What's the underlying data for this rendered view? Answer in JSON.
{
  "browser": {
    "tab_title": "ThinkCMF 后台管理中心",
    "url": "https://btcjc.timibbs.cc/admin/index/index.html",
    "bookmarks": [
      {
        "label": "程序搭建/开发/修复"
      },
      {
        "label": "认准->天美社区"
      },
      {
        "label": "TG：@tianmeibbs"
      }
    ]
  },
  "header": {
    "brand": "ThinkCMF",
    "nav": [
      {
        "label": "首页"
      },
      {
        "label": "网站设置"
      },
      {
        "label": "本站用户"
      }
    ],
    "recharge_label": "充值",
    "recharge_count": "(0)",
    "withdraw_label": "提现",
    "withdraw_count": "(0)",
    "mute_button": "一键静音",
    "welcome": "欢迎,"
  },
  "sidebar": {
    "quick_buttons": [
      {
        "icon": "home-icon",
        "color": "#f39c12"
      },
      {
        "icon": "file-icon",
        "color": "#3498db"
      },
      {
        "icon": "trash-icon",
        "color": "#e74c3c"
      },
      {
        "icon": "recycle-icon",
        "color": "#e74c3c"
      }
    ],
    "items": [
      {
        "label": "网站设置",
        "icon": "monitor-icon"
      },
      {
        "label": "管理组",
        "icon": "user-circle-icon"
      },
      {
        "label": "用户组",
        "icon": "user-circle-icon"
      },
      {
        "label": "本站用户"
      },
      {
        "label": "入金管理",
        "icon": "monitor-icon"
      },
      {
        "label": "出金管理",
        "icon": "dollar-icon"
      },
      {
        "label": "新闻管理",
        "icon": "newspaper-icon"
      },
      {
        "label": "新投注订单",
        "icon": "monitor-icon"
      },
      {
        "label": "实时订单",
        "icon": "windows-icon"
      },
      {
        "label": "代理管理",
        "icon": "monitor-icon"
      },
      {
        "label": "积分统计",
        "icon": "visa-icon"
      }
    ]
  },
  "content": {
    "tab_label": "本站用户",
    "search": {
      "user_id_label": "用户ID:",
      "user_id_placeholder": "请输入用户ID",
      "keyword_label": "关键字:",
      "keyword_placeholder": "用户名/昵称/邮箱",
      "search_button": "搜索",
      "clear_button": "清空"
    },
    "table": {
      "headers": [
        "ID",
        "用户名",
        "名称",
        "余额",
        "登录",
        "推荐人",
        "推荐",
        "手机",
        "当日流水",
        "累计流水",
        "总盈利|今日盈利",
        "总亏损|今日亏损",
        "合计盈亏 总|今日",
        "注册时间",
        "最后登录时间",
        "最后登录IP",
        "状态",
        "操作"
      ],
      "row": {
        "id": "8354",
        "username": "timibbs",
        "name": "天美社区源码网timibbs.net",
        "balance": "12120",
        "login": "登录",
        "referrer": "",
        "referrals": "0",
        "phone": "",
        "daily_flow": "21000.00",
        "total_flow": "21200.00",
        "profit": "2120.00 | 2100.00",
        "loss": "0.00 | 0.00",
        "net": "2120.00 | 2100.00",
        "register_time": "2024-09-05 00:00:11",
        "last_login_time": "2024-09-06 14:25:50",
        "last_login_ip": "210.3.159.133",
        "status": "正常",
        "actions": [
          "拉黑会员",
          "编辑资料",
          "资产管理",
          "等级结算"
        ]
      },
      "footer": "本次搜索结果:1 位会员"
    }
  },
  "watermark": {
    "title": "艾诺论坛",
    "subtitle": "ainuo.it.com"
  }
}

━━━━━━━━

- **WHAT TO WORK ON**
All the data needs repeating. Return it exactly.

- **ANSWER TO THE PROBLEM**
What's the underlying data for this rendered view? Answer in JSON.
{
  "browser": {
    "tab_title": "ThinkCMF 后台管理中心",
    "url": "https://btcjc.timibbs.cc/admin/index/index.html",
    "bookmarks": [
      {
        "label": "程序搭建/开发/修复"
      },
      {
        "label": "认准->天美社区"
      },
      {
        "label": "TG：@tianmeibbs"
      }
    ]
  },
  "header": {
    "brand": "ThinkCMF",
    "nav": [
      {
        "label": "首页"
      },
      {
        "label": "网站设置"
      },
      {
        "label": "本站用户"
      }
    ],
    "recharge_label": "充值",
    "recharge_count": "(0)",
    "withdraw_label": "提现",
    "withdraw_count": "(0)",
    "mute_button": "一键静音",
    "welcome": "欢迎,"
  },
  "sidebar": {
    "quick_buttons": [
      {
        "icon": "home-icon",
        "color": "#f39c12"
      },
      {
        "icon": "file-icon",
        "color": "#3498db"
      },
      {
        "icon": "trash-icon",
        "color": "#e74c3c"
      },
      {
        "icon": "recycle-icon",
        "color": "#e74c3c"
      }
    ],
    "items": [
      {
        "label": "网站设置",
        "icon": "monitor-icon"
      },
      {
        "label": "管理组",
        "icon": "user-circle-icon"
      },
      {
        "label": "用户组",
        "icon": "user-circle-icon"
      },
      {
        "label": "本站用户"
      },
      {
        "label": "入金管理",
        "icon": "monitor-icon"
      },
      {
        "label": "出金管理",
        "icon": "dollar-icon"
      },
      {
        "label": "新闻管理",
        "icon": "newspaper-icon"
      },
      {
        "label": "新投注订单",
        "icon": "monitor-icon"
      },
      {
        "label": "实时订单",
        "icon": "windows-icon"
      },
      {
        "label": "代理管理",
        "icon": "monitor-icon"
      },
      {
        "label": "积分统计",
        "icon": "visa-icon"
      }
    ]
  },
  "content": {
    "tab_label": "本站用户",
    "search": {
      "user_id_label": "用户ID:",
      "user_id_placeholder": "请输入用户ID",
      "keyword_label": "关键字:",
      "keyword_placeholder": "用户名/昵称/邮箱",
      "search_button": "搜索",
      "clear_button": "清空"
    },
    "table": {
      "headers": [
        "ID",
        "用户名",
        "名称",
        "余额",
        "登录",
        "推荐人",
        "推荐",
        "手机",
        "当日流水",
        "累计流水",
        "总盈利|今日盈利",
        "总亏损|今日亏损",
        "合计盈亏 总|今日",
        "注册时间",
        "最后登录时间",
        "最后登录IP",
        "状态",
        "操作"
      ],
      "row": {
        "id": "8354",
        "username": "timibbs",
        "name": "天美社区源码网timibbs.net",
        "balance": "12120",
        "login": "登录",
        "referrer": "",
        "referrals": "0",
        "phone": "",
        "daily_flow": "21000.00",
        "total_flow": "21200.00",
        "profit": "2120.00 | 2100.00",
        "loss": "0.00 | 0.00",
        "net": "2120.00 | 2100.00",
        "register_time": "2024-09-05 00:00:11",
        "last_login_time": "2024-09-06 14:25:50",
        "last_login_ip": "210.3.159.133",
        "status": "正常",
        "actions": [
          "拉黑会员",
          "编辑资料",
          "资产管理",
          "等级结算"
        ]
      },
      "footer": "本次搜索结果:1 位会员"
    }
  },
  "watermark": {
    "title": "艾诺论坛",
    "subtitle": "ainuo.it.com"
  }
}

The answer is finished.